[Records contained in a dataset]
·····

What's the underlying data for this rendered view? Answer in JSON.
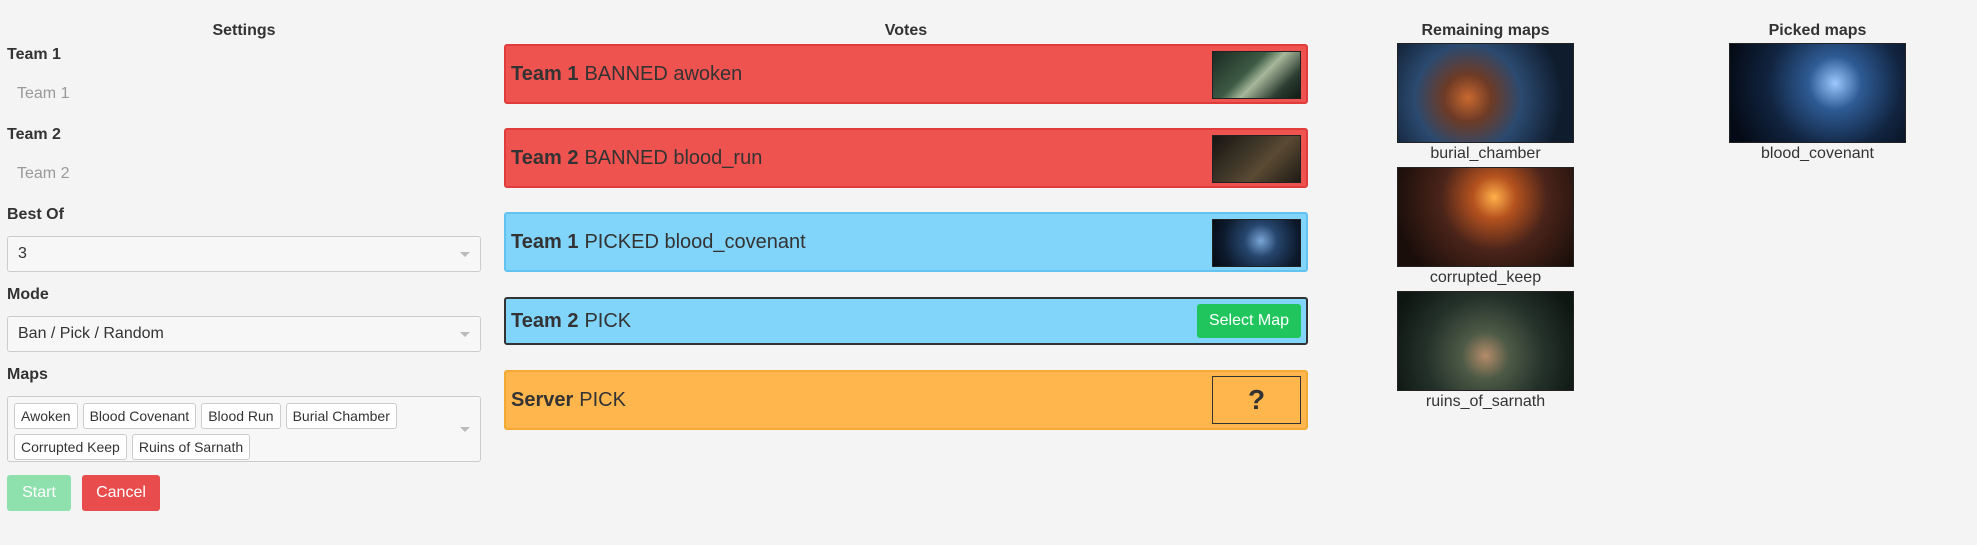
{
  "settings": {
    "title": "Settings",
    "team1_label": "Team 1",
    "team1_placeholder": "Team 1",
    "team2_label": "Team 2",
    "team2_placeholder": "Team 2",
    "bestof_label": "Best Of",
    "bestof_value": "3",
    "mode_label": "Mode",
    "mode_value": "Ban / Pick / Random",
    "maps_label": "Maps",
    "maps": [
      "Awoken",
      "Blood Covenant",
      "Blood Run",
      "Burial Chamber",
      "Corrupted Keep",
      "Ruins of Sarnath"
    ],
    "start_label": "Start",
    "cancel_label": "Cancel"
  },
  "votes": {
    "title": "Votes",
    "items": [
      {
        "team": "Team 1",
        "action": "BANNED awoken"
      },
      {
        "team": "Team 2",
        "action": "BANNED blood_run"
      },
      {
        "team": "Team 1",
        "action": "PICKED blood_covenant"
      },
      {
        "team": "Team 2",
        "action": "PICK"
      },
      {
        "team": "Server",
        "action": "PICK"
      }
    ],
    "select_map_label": "Select Map",
    "unknown_symbol": "?"
  },
  "remaining": {
    "title": "Remaining maps",
    "maps": [
      "burial_chamber",
      "corrupted_keep",
      "ruins_of_sarnath"
    ]
  },
  "picked": {
    "title": "Picked maps",
    "maps": [
      "blood_covenant"
    ]
  },
  "colors": {
    "banned": "#ef5350",
    "picked": "#81d4fa",
    "server": "#ffb74d",
    "select_map": "#21c55d",
    "cancel": "#e84c4c",
    "start": "#8ee0ad"
  }
}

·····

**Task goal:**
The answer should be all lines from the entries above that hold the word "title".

**Reply to the exercise:**
    "title": "Settings",
    "title": "Votes",
    "title": "Remaining maps",
    "title": "Picked maps",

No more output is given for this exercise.